by Eric Chaet

Hyperlinks added by Tony Palmeri

I have been bothered, during the recent cycle of political debate, say, since 1989, by the use of key words, for instance, justice, by people who seem confident that they know what they mean, but don't say what they mean, and don't seem to be aware of the difficulties implicit in what they are saying. Therefore, I have begun to pin down some definitions, in hopes that our discussions may become more truly productive than otherwise. For starters, using language from an on-line abstract of Plato's Republic, by D. R. Bhandari:


According to Thrasymachus in Plato's Republic:

  1. Justice is the advantage of the stronger.
  2. Justice is obedience to the laws.
  3. Justice is the advantage of another.

According to Plato:

  • Justice is a human virtue that makes a person self-consistent and good.
  • Justice is a social consciousness that makes a society internally harmonious and good.
  • Justice to the soul is as health is to the body--not mere strength, but harmonious strength.
  • Justice is not the right of the stronger, but the effective harmony of the whole.


    Starting with some language from the "wikipedia," on-line:

    • Democracy is government in which all citizens can directly participate in the decision-making process--usually only in the legislative decision-making.
    • It might include binding referenda, effectively scrapping a law; and/or the right of recall of elected officials; and/or citizen-sponsored ballot-initiative.
    • Direct democracies have included New England town meetings (women and children couldn't vote, though); ancient Hellenic city-states (slaves, women, and children couldn't vote, though; and the Venetian oligarchy (that is, a "democracy" of the ruling group).
    • Indirect, representative democracy:
      • Edmund Burke's principle: that representatives should vote according to their consciences--as opposed to the principle of delegative democracy, whereby the representative should consider, or vote what the majority of his or her constituents want. (Problems with either choice seem apparent to me--you, too?)

    Problems with democracy:

    If the citizens are poorly educated, wrongly informed, under shared delusions, what then?

    Mainly from Aristotle's "Politics":

    • Monarchies (which are great in the rare case when a wonderful person is monarch) tend toward tyranny.
    • Aristocracies (government by the best ones) tend toward oligarchy--government by the strongest, as opposed to the best, ones. (Then the oligarchies tend, too, toward tyranny.)
    • Tyrants act in their own apparent self-interest, against the interests of the governed.

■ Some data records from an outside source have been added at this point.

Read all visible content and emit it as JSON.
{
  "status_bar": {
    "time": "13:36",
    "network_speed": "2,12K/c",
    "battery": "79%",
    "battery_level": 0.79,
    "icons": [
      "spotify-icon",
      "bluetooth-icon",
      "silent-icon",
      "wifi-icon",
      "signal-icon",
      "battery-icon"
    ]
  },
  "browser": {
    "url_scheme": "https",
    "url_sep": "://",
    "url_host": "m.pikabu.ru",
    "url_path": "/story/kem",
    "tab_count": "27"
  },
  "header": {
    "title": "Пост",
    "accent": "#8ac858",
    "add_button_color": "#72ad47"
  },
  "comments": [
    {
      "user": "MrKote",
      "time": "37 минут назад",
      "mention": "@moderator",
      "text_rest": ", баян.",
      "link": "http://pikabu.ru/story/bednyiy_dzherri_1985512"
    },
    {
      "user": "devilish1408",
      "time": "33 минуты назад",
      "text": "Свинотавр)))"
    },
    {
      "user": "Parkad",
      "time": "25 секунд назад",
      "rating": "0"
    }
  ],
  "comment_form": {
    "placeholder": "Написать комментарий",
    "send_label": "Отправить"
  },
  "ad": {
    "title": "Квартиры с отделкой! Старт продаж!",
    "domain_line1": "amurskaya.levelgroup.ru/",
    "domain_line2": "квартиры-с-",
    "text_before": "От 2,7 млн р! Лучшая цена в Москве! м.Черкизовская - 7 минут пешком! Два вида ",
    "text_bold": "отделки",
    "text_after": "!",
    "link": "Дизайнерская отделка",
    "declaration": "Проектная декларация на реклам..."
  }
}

    *Democracy tends to the tyranny of the majority poor against both the deserving and undeserving rich (those whose wealth comes via efforts which provide benefits--at low real cost--to many, and those whose wealth is theirs otherwise).

    *Democracy tends, likewise, to the tyranny of the majority against the (in any way) outstanding. (Remember high school?)

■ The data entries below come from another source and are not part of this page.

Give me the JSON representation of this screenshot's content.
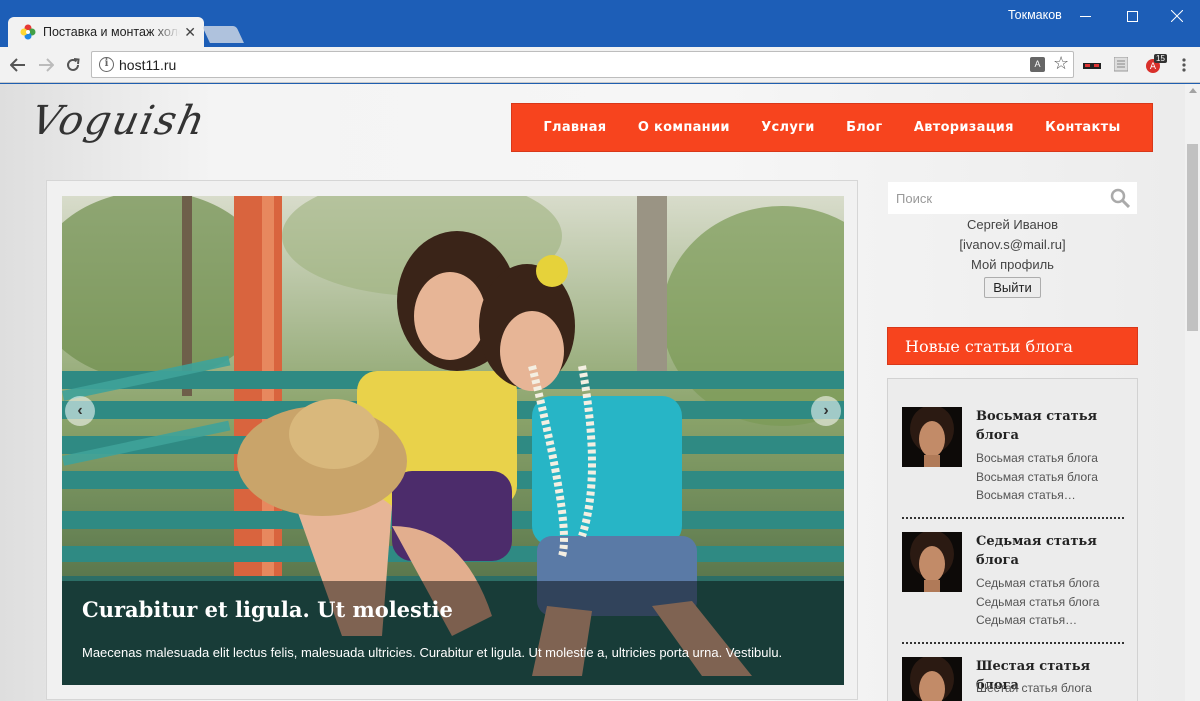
{
  "browser": {
    "tab_title": "Поставка и монтаж холо",
    "user_name": "Токмаков",
    "url": "host11.ru",
    "extension_badge": "15"
  },
  "site": {
    "logo": "Voguish",
    "nav": [
      "Главная",
      "О компании",
      "Услуги",
      "Блог",
      "Авторизация",
      "Контакты"
    ],
    "accent_color": "#f7441e"
  },
  "slider": {
    "caption_title": "Curabitur et ligula. Ut molestie",
    "caption_text": "Maecenas malesuada elit lectus felis, malesuada ultricies. Curabitur et ligula. Ut molestie a, ultricies porta urna. Vestibulu.",
    "prev_icon": "chevron-left-icon",
    "next_icon": "chevron-right-icon"
  },
  "sidebar": {
    "search_placeholder": "Поиск",
    "user": {
      "name": "Сергей Иванов",
      "email": "[ivanov.s@mail.ru]",
      "profile_link": "Мой профиль",
      "logout_label": "Выйти"
    },
    "widget_title": "Новые статьи блога",
    "posts": [
      {
        "title": "Восьмая статья блога",
        "lines": [
          "Восьмая статья блога",
          "Восьмая статья блога",
          "Восьмая статья…"
        ]
      },
      {
        "title": "Седьмая статья блога",
        "lines": [
          "Седьмая статья блога",
          "Седьмая статья блога",
          "Седьмая статья…"
        ]
      },
      {
        "title": "Шестая статья блога",
        "lines": [
          "Шестая статья блога"
        ]
      }
    ]
  }
}
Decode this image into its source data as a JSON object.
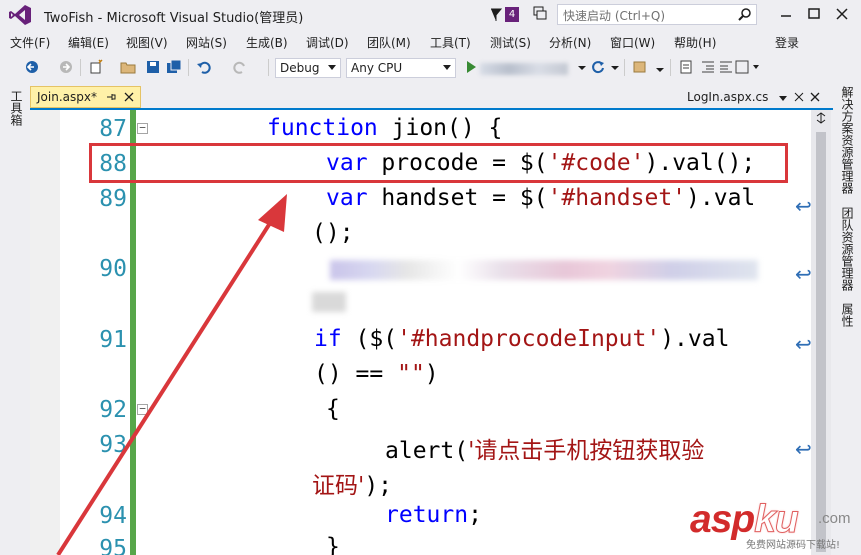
{
  "window": {
    "title": "TwoFish - Microsoft Visual Studio(管理员)",
    "notification_count": "4",
    "quick_launch_placeholder": "快速启动 (Ctrl+Q)",
    "sign_in": "登录"
  },
  "menu": [
    "文件(F)",
    "编辑(E)",
    "视图(V)",
    "网站(S)",
    "生成(B)",
    "调试(D)",
    "团队(M)",
    "工具(T)",
    "测试(S)",
    "分析(N)",
    "窗口(W)",
    "帮助(H)"
  ],
  "toolbar": {
    "configuration": "Debug",
    "platform": "Any CPU"
  },
  "left_strip": {
    "toolbox": "工具箱"
  },
  "right_strip": {
    "solution_explorer": "解决方案资源管理器",
    "team_explorer": "团队资源管理器",
    "properties": "属性"
  },
  "tabs": {
    "active": "Join.aspx*",
    "right": "LogIn.aspx.cs"
  },
  "editor": {
    "line_numbers": [
      "87",
      "88",
      "89",
      "90",
      "91",
      "92",
      "93",
      "94",
      "95"
    ],
    "code": {
      "l87_kw": "function",
      "l87_rest": " jion() {",
      "l88_kw": "var",
      "l88_a": " procode = $(",
      "l88_str": "'#code'",
      "l88_b": ").val();",
      "l89_kw": "var",
      "l89_a": " handset = $(",
      "l89_str": "'#handset'",
      "l89_b": ").val",
      "l89_cont": "();",
      "l91_kw": "if",
      "l91_a": " ($(",
      "l91_str": "'#handprocodeInput'",
      "l91_b": ").val",
      "l91_cont_a": "() == ",
      "l91_cont_str": "\"\"",
      "l91_cont_b": ")",
      "l92": "{",
      "l93_a": "alert(",
      "l93_str": "'请点击手机按钮获取验",
      "l93_cont_str": "证码'",
      "l93_cont_b": ");",
      "l94_kw": "return",
      "l94_b": ";",
      "l95": "}"
    }
  },
  "watermark": {
    "brand_a": "asp",
    "brand_b": "ku",
    "tld": ".com",
    "tagline": "免费网站源码下载站!"
  },
  "colors": {
    "keyword": "#0000ff",
    "string": "#a31515",
    "line_number": "#2b91af",
    "annotation": "#d9373b",
    "accent": "#007acc"
  }
}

    *E.g., Salem witch-trials and executions, trial and execution of Socrates, USA McCarthy-era persecution of intellectuals whether Communist or not.)

    Toqueville, "Democracy in America," 1835:

    "In America, the majority raises formidable barriers around the liberty of opinion; within these barriers, an author may write what he pleases: but woe to him if he goes beyond them.... He is exposed to continued obloquy and persecution. His political career is closed forever ...every sort of compensation, even that of celebrity, is refused him... He is loudly censured by his opponents, whilst those who think like him, without having the courage to speak out, abandon him in silence. He yields at length, overcome by the daily effort which he has to make, and subsides into silence, as if he felt remorse for having spoken the truth..."